PROMPT
Each line that contains "benchmark" needs to be copied from the listing.
= = = = = = =
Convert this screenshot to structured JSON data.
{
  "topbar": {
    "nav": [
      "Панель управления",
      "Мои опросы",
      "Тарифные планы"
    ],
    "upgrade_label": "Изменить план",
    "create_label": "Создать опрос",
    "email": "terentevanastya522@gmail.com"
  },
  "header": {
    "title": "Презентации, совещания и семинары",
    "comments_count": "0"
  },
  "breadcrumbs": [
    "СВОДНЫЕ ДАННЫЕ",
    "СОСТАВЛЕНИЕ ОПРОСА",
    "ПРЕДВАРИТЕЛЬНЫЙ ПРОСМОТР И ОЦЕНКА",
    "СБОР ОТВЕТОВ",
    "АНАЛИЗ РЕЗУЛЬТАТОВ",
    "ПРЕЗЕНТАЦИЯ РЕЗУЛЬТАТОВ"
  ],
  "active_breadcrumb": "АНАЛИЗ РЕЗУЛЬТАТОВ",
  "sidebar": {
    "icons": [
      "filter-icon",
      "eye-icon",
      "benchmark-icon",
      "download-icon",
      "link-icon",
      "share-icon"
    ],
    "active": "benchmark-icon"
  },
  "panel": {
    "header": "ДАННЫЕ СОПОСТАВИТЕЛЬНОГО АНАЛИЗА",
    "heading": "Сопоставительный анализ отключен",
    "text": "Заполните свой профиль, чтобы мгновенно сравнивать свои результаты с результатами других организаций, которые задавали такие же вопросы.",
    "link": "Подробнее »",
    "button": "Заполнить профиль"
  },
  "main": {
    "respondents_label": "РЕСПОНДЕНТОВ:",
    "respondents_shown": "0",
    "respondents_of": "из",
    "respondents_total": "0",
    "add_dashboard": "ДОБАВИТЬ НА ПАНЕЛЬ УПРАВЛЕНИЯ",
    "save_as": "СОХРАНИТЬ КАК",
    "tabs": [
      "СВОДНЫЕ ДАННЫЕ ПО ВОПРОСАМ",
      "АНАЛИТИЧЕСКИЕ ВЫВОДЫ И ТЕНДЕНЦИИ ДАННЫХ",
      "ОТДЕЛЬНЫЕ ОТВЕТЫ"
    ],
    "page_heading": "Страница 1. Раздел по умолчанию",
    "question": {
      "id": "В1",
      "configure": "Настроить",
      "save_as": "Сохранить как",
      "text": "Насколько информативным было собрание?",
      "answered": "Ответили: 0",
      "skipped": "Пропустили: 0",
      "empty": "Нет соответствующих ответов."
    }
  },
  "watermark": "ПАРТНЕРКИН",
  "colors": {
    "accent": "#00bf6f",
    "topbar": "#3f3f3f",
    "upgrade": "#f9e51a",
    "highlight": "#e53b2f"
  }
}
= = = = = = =
REPLY TO THE TASK
      "benchmark-icon",
    "active": "benchmark-icon"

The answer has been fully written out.